··· Extracted records ···
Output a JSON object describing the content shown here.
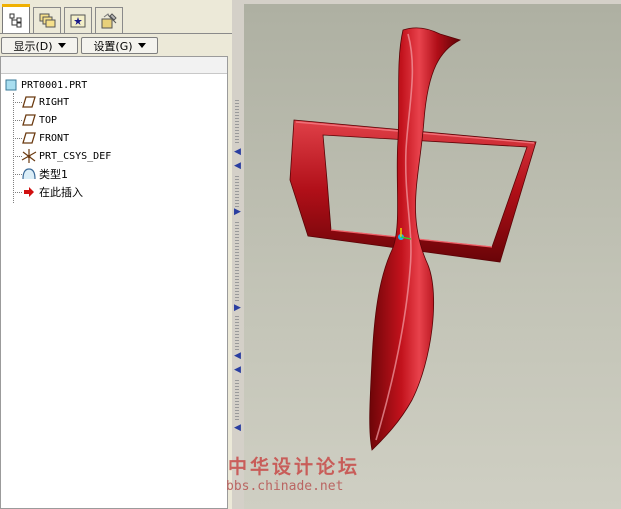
{
  "toolbar": {
    "tabs": [
      "model-tree-icon",
      "layers-icon",
      "favorites-icon",
      "tools-icon"
    ],
    "show_label": "显示(D)",
    "settings_label": "设置(G)"
  },
  "tree": {
    "root": "PRT0001.PRT",
    "items": [
      {
        "label": "RIGHT",
        "icon": "datum-plane-icon"
      },
      {
        "label": "TOP",
        "icon": "datum-plane-icon"
      },
      {
        "label": "FRONT",
        "icon": "datum-plane-icon"
      },
      {
        "label": "PRT_CSYS_DEF",
        "icon": "coordinate-system-icon"
      },
      {
        "label": "类型1",
        "icon": "feature-icon"
      },
      {
        "label": "在此插入",
        "icon": "insert-here-arrow-icon"
      }
    ]
  },
  "watermark": {
    "chinese": "中华设计论坛",
    "url": "bbs.chinade.net"
  },
  "colors": {
    "model_red": "#b0101a",
    "tab_highlight": "#f0b000",
    "watermark": "#c84a48"
  }
}
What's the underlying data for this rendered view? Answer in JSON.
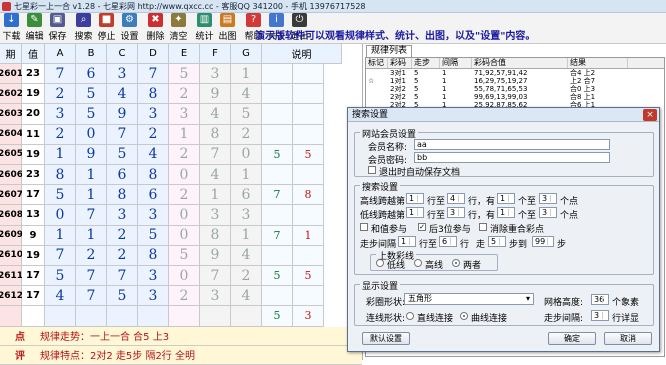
{
  "window": {
    "title": "七星彩一上一合 v1.28 - 七星彩网 http://www.qxcc.cc - 客服QQ 341200 - 手机 13976717528"
  },
  "toolbar": {
    "buttons": [
      {
        "label": "下载",
        "icon": "download-icon",
        "color": "#2e6fcf"
      },
      {
        "label": "编辑",
        "icon": "edit-icon",
        "color": "#3b8f3b"
      },
      {
        "label": "保存",
        "icon": "save-icon",
        "color": "#555b8f"
      },
      {
        "label": "搜索",
        "icon": "search-icon",
        "color": "#3d3d9b"
      },
      {
        "label": "停止",
        "icon": "stop-icon",
        "color": "#c23d2a"
      },
      {
        "label": "设置",
        "icon": "settings-icon",
        "color": "#3c7dbc"
      },
      {
        "label": "删除",
        "icon": "delete-icon",
        "color": "#cc2f2f"
      },
      {
        "label": "清空",
        "icon": "clear-icon",
        "color": "#8c7a3c"
      },
      {
        "label": "统计",
        "icon": "stats-icon",
        "color": "#2e8c6f"
      },
      {
        "label": "出图",
        "icon": "chart-icon",
        "color": "#cc7a22"
      },
      {
        "label": "帮助",
        "icon": "help-icon",
        "color": "#d23a3a"
      },
      {
        "label": "关于",
        "icon": "about-icon",
        "color": "#4477cc"
      },
      {
        "label": "退出",
        "icon": "exit-icon",
        "color": "#3a3a3a"
      }
    ],
    "promo": "演示版软件可以观看规律样式、统计、出图，以及\"设置\"内容。"
  },
  "grid": {
    "headers": [
      "期",
      "值",
      "A",
      "B",
      "C",
      "D",
      "E",
      "F",
      "G",
      "说明"
    ],
    "rows": [
      {
        "period": "2601",
        "value": "23",
        "digits": [
          "7",
          "6",
          "3",
          "7",
          "5",
          "3",
          "1"
        ],
        "note1": "",
        "note2": ""
      },
      {
        "period": "2602",
        "value": "19",
        "digits": [
          "2",
          "5",
          "4",
          "8",
          "2",
          "9",
          "4"
        ],
        "note1": "",
        "note2": ""
      },
      {
        "period": "2603",
        "value": "20",
        "digits": [
          "3",
          "5",
          "9",
          "3",
          "3",
          "4",
          "5"
        ],
        "note1": "",
        "note2": ""
      },
      {
        "period": "2604",
        "value": "11",
        "digits": [
          "2",
          "0",
          "7",
          "2",
          "1",
          "8",
          "2"
        ],
        "note1": "",
        "note2": ""
      },
      {
        "period": "2605",
        "value": "19",
        "digits": [
          "1",
          "9",
          "5",
          "4",
          "2",
          "7",
          "0"
        ],
        "note1": "5",
        "note2": "5"
      },
      {
        "period": "2606",
        "value": "23",
        "digits": [
          "8",
          "1",
          "6",
          "8",
          "0",
          "4",
          "1"
        ],
        "note1": "",
        "note2": ""
      },
      {
        "period": "2607",
        "value": "17",
        "digits": [
          "5",
          "1",
          "8",
          "6",
          "2",
          "1",
          "6"
        ],
        "note1": "7",
        "note2": "8"
      },
      {
        "period": "2608",
        "value": "13",
        "digits": [
          "0",
          "7",
          "3",
          "3",
          "0",
          "3",
          "3"
        ],
        "note1": "",
        "note2": ""
      },
      {
        "period": "2609",
        "value": "9",
        "digits": [
          "1",
          "1",
          "2",
          "5",
          "0",
          "8",
          "1"
        ],
        "note1": "7",
        "note2": "1"
      },
      {
        "period": "2610",
        "value": "19",
        "digits": [
          "7",
          "2",
          "2",
          "8",
          "5",
          "9",
          "4"
        ],
        "note1": "",
        "note2": ""
      },
      {
        "period": "2611",
        "value": "17",
        "digits": [
          "5",
          "7",
          "7",
          "3",
          "0",
          "7",
          "2"
        ],
        "note1": "5",
        "note2": "5"
      },
      {
        "period": "2612",
        "value": "17",
        "digits": [
          "4",
          "7",
          "5",
          "3",
          "2",
          "3",
          "4"
        ],
        "note1": "",
        "note2": ""
      },
      {
        "period": "",
        "value": "",
        "digits": [
          "",
          "",
          "",
          "",
          "",
          "",
          ""
        ],
        "note1": "5",
        "note2": "3"
      }
    ],
    "footer": [
      {
        "key": "点",
        "text": "规律走势：一上一合 合5 上3"
      },
      {
        "key": "评",
        "text": "规律特点：2对2 走5步 隔2行 全明"
      }
    ]
  },
  "results": {
    "tab": "规律列表",
    "columns": [
      "标记",
      "彩码",
      "走步",
      "间隔",
      "彩码合值",
      "结果"
    ],
    "rows": [
      {
        "mark": "",
        "code": "3对1",
        "step": "5",
        "gap": "1",
        "sum": "71,92,57,91,42",
        "result": "合4 上2"
      },
      {
        "mark": "☆",
        "code": "1对1",
        "step": "5",
        "gap": "1",
        "sum": "16,29,75,19,27",
        "result": "上2 合7"
      },
      {
        "mark": "",
        "code": "2对2",
        "step": "5",
        "gap": "1",
        "sum": "55,78,71,65,53",
        "result": "合0 上3"
      },
      {
        "mark": "",
        "code": "2对2",
        "step": "5",
        "gap": "1",
        "sum": "99,69,13,99,03",
        "result": "合8 上1"
      },
      {
        "mark": "",
        "code": "2对2",
        "step": "5",
        "gap": "1",
        "sum": "25,92,87,85,62",
        "result": "合6 上1"
      }
    ]
  },
  "dialog": {
    "title": "搜索设置",
    "close": "×",
    "member": {
      "group": "网站会员设置",
      "name_label": "会员名称:",
      "name_value": "aa",
      "pwd_label": "会员密码:",
      "pwd_value": "bb",
      "autosave": "退出时自动保存文档"
    },
    "search": {
      "group": "搜索设置",
      "high_label": "高线跨越第",
      "high_v1": "1",
      "high_t1": "行至",
      "high_v2": "4",
      "high_t2": "行，有",
      "high_v3": "1",
      "high_t3": "个至",
      "high_v4": "3",
      "high_t4": "个点",
      "low_label": "低线跨越第",
      "low_v1": "1",
      "low_t1": "行至",
      "low_v2": "3",
      "low_t2": "行，有",
      "low_v3": "1",
      "low_t3": "个至",
      "low_v4": "3",
      "low_t4": "个点",
      "opt1": "和值参与",
      "opt2": "后3位参与",
      "opt3": "消除重合彩点",
      "step_label": "走步间隔",
      "step_v1": "1",
      "step_t1": "行至",
      "step_v2": "6",
      "step_t2": "行",
      "step_t3": "走",
      "step_v3": "5",
      "step_t4": "步到",
      "step_v4": "99",
      "step_t5": "步",
      "line_group": "上数彩线",
      "line_low": "低线",
      "line_high": "高线",
      "line_both": "两者"
    },
    "display": {
      "group": "显示设置",
      "shape_label": "彩圈形状:",
      "shape_value": "五角形",
      "height_label": "网格高度:",
      "height_value": "36",
      "height_unit": "个象素",
      "conn_label": "连线形状:",
      "conn_opt1": "直线连接",
      "conn_opt2": "曲线连接",
      "gap_label": "走步间隔:",
      "gap_value": "3",
      "gap_unit": "行详显"
    },
    "btn_default": "默认设置",
    "btn_ok": "确定",
    "btn_cancel": "取消"
  }
}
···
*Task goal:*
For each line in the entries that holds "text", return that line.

*Task response:*
        "text": "规律走势：一上一合 合5 上3"
        "text": "规律特点：2对2 走5步 隔2行 全明"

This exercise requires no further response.